* [Goal of the exercise]:
Every line below must come back exactly as it stands, with the images omitted.

* [Data]:
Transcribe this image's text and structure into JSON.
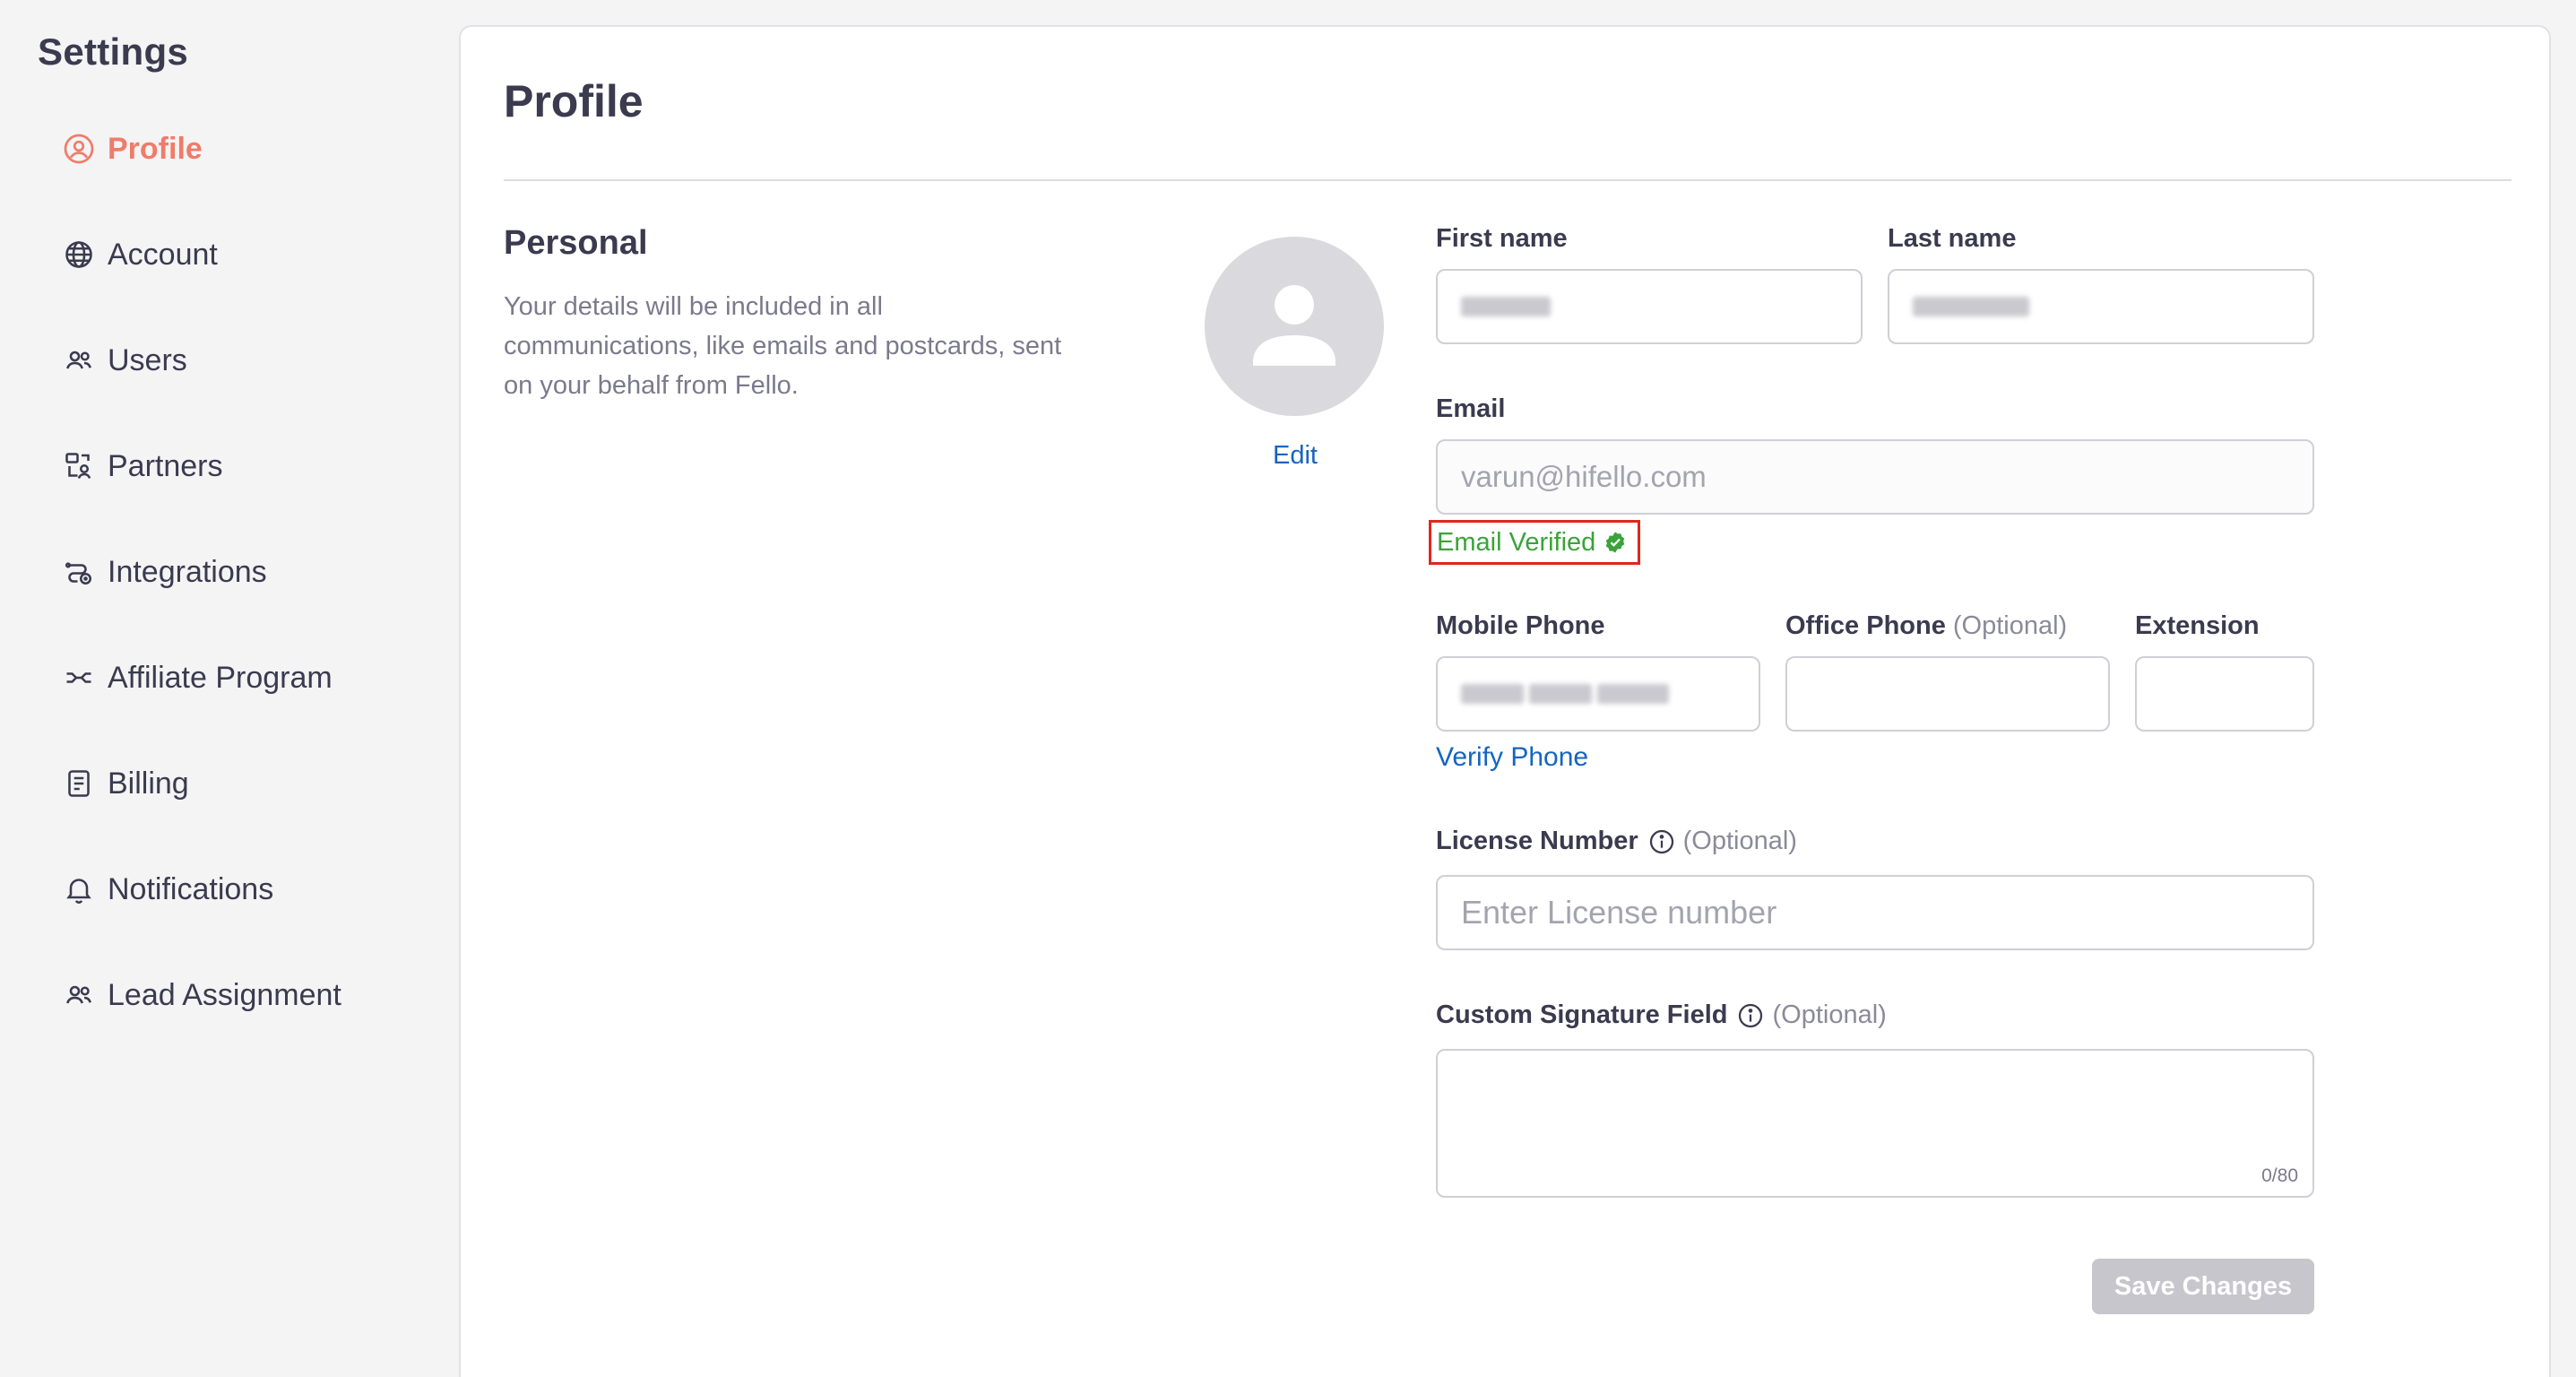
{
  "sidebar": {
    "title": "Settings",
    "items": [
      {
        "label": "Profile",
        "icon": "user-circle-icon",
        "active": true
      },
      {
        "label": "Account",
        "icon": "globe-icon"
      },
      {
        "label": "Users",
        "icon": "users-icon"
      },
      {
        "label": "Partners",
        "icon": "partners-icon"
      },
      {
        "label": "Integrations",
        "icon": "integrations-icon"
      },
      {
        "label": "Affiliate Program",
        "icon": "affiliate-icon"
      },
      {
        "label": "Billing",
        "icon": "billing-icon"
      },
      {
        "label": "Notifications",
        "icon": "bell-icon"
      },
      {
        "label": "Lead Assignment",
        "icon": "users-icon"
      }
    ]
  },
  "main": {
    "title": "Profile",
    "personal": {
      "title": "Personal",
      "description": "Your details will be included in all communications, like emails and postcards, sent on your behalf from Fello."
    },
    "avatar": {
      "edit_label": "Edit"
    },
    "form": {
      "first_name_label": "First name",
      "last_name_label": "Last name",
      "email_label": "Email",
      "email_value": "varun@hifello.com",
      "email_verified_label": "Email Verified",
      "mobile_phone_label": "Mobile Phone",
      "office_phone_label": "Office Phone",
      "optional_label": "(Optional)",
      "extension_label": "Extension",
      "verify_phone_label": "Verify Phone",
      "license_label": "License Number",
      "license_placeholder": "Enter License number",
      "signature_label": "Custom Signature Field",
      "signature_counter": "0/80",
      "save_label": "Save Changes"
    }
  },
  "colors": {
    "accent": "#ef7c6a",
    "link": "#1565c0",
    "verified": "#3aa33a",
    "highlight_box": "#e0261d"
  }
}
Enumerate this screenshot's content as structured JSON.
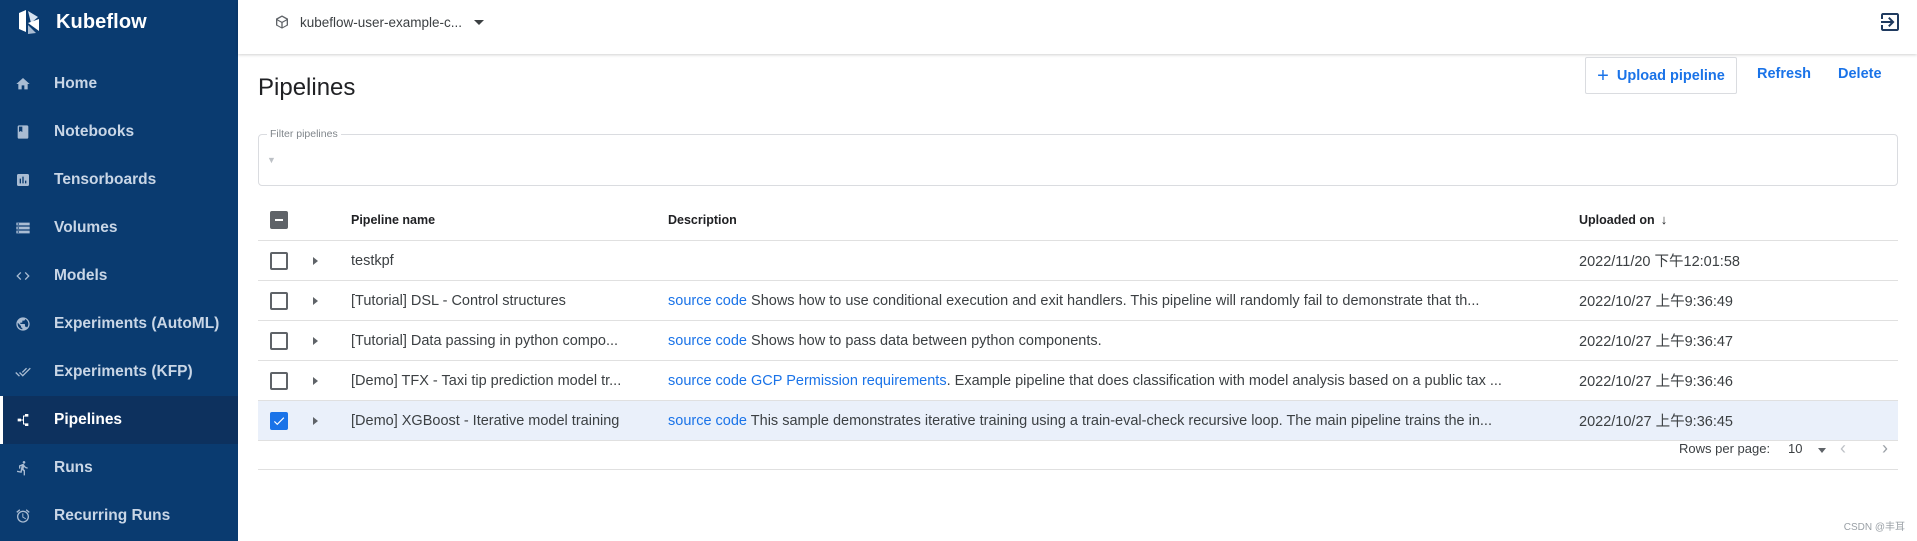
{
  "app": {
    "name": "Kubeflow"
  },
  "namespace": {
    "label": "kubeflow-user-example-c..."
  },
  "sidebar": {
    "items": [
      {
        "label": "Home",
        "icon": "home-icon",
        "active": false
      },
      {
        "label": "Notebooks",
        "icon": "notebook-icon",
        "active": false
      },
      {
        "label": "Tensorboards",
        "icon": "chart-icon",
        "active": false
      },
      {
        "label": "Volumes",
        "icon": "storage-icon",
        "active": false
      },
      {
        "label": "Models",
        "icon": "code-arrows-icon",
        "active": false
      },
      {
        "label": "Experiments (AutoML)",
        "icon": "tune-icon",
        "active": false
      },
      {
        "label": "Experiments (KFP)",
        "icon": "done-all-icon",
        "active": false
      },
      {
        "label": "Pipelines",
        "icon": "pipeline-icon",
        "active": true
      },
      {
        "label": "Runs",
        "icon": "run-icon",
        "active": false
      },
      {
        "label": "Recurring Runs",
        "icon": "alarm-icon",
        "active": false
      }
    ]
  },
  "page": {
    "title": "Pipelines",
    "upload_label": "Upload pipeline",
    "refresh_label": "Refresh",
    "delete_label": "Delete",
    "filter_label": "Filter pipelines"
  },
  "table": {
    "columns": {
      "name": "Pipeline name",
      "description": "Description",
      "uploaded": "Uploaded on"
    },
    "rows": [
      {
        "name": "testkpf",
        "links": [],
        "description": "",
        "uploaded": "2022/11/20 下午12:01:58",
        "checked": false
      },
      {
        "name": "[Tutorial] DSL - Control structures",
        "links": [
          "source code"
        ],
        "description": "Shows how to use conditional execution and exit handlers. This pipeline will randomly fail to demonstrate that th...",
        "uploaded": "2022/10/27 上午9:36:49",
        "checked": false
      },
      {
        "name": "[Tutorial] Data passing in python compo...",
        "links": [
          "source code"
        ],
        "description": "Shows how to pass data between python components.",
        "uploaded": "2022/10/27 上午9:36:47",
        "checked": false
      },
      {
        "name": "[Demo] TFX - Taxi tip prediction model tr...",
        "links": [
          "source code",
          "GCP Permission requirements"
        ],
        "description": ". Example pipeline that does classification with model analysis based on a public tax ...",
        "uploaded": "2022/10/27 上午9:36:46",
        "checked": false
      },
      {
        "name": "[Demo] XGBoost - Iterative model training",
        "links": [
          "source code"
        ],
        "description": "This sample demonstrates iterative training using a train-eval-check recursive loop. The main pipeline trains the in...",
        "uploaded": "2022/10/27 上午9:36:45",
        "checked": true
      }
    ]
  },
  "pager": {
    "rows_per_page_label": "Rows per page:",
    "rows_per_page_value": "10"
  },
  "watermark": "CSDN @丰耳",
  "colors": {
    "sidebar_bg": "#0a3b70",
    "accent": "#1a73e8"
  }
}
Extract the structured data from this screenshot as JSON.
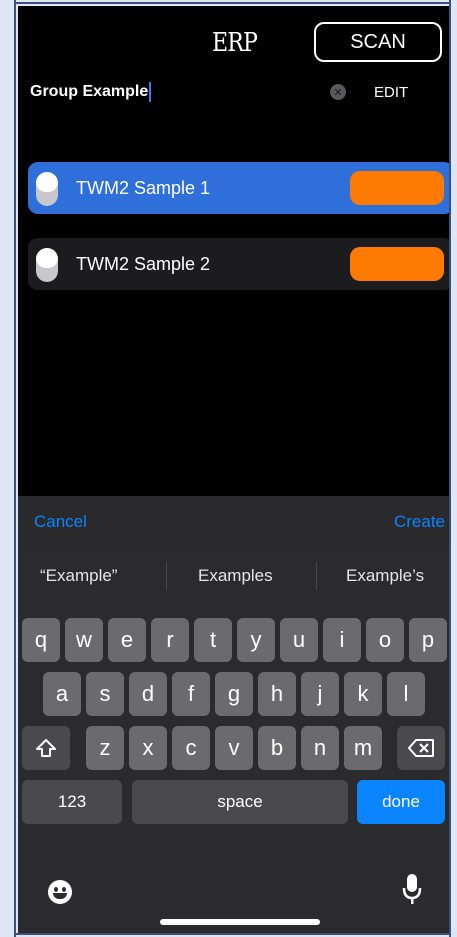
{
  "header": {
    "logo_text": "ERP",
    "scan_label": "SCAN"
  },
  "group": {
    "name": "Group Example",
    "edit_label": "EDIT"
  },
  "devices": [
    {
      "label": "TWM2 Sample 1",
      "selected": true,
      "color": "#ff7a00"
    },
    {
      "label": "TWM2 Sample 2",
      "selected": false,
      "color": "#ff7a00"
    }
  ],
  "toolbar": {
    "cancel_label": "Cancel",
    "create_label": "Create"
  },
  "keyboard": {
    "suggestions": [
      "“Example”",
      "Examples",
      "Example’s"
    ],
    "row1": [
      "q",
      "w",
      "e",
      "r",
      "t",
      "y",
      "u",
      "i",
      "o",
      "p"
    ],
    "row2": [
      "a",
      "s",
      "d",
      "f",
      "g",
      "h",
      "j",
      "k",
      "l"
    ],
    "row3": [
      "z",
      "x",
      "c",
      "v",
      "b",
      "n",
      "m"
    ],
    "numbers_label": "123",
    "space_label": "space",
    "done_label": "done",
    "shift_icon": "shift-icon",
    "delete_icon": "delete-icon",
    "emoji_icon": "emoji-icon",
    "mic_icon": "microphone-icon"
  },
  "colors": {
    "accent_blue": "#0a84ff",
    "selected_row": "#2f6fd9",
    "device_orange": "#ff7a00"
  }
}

* [Output of the task]:
Transcribe this image's text and structure into JSON.
{
  "sidebar": {
    "title": "Settings",
    "items": [
      {
        "label": "Profile",
        "icon": "user-circle-icon",
        "active": true
      },
      {
        "label": "Account",
        "icon": "globe-icon"
      },
      {
        "label": "Users",
        "icon": "users-icon"
      },
      {
        "label": "Partners",
        "icon": "partners-icon"
      },
      {
        "label": "Integrations",
        "icon": "integrations-icon"
      },
      {
        "label": "Affiliate Program",
        "icon": "affiliate-icon"
      },
      {
        "label": "Billing",
        "icon": "billing-icon"
      },
      {
        "label": "Notifications",
        "icon": "bell-icon"
      },
      {
        "label": "Lead Assignment",
        "icon": "users-icon"
      }
    ]
  },
  "main": {
    "title": "Profile",
    "personal": {
      "title": "Personal",
      "description": "Your details will be included in all communications, like emails and postcards, sent on your behalf from Fello."
    },
    "avatar": {
      "edit_label": "Edit"
    },
    "form": {
      "first_name_label": "First name",
      "last_name_label": "Last name",
      "email_label": "Email",
      "email_value": "varun@hifello.com",
      "email_verified_label": "Email Verified",
      "mobile_phone_label": "Mobile Phone",
      "office_phone_label": "Office Phone",
      "optional_label": "(Optional)",
      "extension_label": "Extension",
      "verify_phone_label": "Verify Phone",
      "license_label": "License Number",
      "license_placeholder": "Enter License number",
      "signature_label": "Custom Signature Field",
      "signature_counter": "0/80",
      "save_label": "Save Changes"
    }
  },
  "colors": {
    "accent": "#ef7c6a",
    "link": "#1565c0",
    "verified": "#3aa33a",
    "highlight_box": "#e0261d"
  }
}
Enumerate this screenshot's content as structured JSON.
{
  "app": {
    "name": "Kubeflow"
  },
  "namespace": {
    "label": "kubeflow-user-example-c..."
  },
  "sidebar": {
    "items": [
      {
        "label": "Home",
        "icon": "home-icon",
        "active": false
      },
      {
        "label": "Notebooks",
        "icon": "notebook-icon",
        "active": false
      },
      {
        "label": "Tensorboards",
        "icon": "chart-icon",
        "active": false
      },
      {
        "label": "Volumes",
        "icon": "storage-icon",
        "active": false
      },
      {
        "label": "Models",
        "icon": "code-arrows-icon",
        "active": false
      },
      {
        "label": "Experiments (AutoML)",
        "icon": "tune-icon",
        "active": false
      },
      {
        "label": "Experiments (KFP)",
        "icon": "done-all-icon",
        "active": false
      },
      {
        "label": "Pipelines",
        "icon": "pipeline-icon",
        "active": true
      },
      {
        "label": "Runs",
        "icon": "run-icon",
        "active": false
      },
      {
        "label": "Recurring Runs",
        "icon": "alarm-icon",
        "active": false
      }
    ]
  },
  "page": {
    "title": "Pipelines",
    "upload_label": "Upload pipeline",
    "refresh_label": "Refresh",
    "delete_label": "Delete",
    "filter_label": "Filter pipelines"
  },
  "table": {
    "columns": {
      "name": "Pipeline name",
      "description": "Description",
      "uploaded": "Uploaded on"
    },
    "rows": [
      {
        "name": "testkpf",
        "links": [],
        "description": "",
        "uploaded": "2022/11/20 下午12:01:58",
        "checked": false
      },
      {
        "name": "[Tutorial] DSL - Control structures",
        "links": [
          "source code"
        ],
        "description": "Shows how to use conditional execution and exit handlers. This pipeline will randomly fail to demonstrate that th...",
        "uploaded": "2022/10/27 上午9:36:49",
        "checked": false
      },
      {
        "name": "[Tutorial] Data passing in python compo...",
        "links": [
          "source code"
        ],
        "description": "Shows how to pass data between python components.",
        "uploaded": "2022/10/27 上午9:36:47",
        "checked": false
      },
      {
        "name": "[Demo] TFX - Taxi tip prediction model tr...",
        "links": [
          "source code",
          "GCP Permission requirements"
        ],
        "description": ". Example pipeline that does classification with model analysis based on a public tax ...",
        "uploaded": "2022/10/27 上午9:36:46",
        "checked": false
      },
      {
        "name": "[Demo] XGBoost - Iterative model training",
        "links": [
          "source code"
        ],
        "description": "This sample demonstrates iterative training using a train-eval-check recursive loop. The main pipeline trains the in...",
        "uploaded": "2022/10/27 上午9:36:45",
        "checked": true
      }
    ]
  },
  "pager": {
    "rows_per_page_label": "Rows per page:",
    "rows_per_page_value": "10"
  },
  "watermark": "CSDN @丰耳",
  "colors": {
    "sidebar_bg": "#0a3b70",
    "accent": "#1a73e8"
  }
}
Extract the structured data from this screenshot as JSON.
{
  "header": {
    "logo_text": "ERP",
    "scan_label": "SCAN"
  },
  "group": {
    "name": "Group Example",
    "edit_label": "EDIT"
  },
  "devices": [
    {
      "label": "TWM2 Sample 1",
      "selected": true,
      "color": "#ff7a00"
    },
    {
      "label": "TWM2 Sample 2",
      "selected": false,
      "color": "#ff7a00"
    }
  ],
  "toolbar": {
    "cancel_label": "Cancel",
    "create_label": "Create"
  },
  "keyboard": {
    "suggestions": [
      "“Example”",
      "Examples",
      "Example’s"
    ],
    "row1": [
      "q",
      "w",
      "e",
      "r",
      "t",
      "y",
      "u",
      "i",
      "o",
      "p"
    ],
    "row2": [
      "a",
      "s",
      "d",
      "f",
      "g",
      "h",
      "j",
      "k",
      "l"
    ],
    "row3": [
      "z",
      "x",
      "c",
      "v",
      "b",
      "n",
      "m"
    ],
    "numbers_label": "123",
    "space_label": "space",
    "done_label": "done",
    "shift_icon": "shift-icon",
    "delete_icon": "delete-icon",
    "emoji_icon": "emoji-icon",
    "mic_icon": "microphone-icon"
  },
  "colors": {
    "accent_blue": "#0a84ff",
    "selected_row": "#2f6fd9",
    "device_orange": "#ff7a00"
  }
}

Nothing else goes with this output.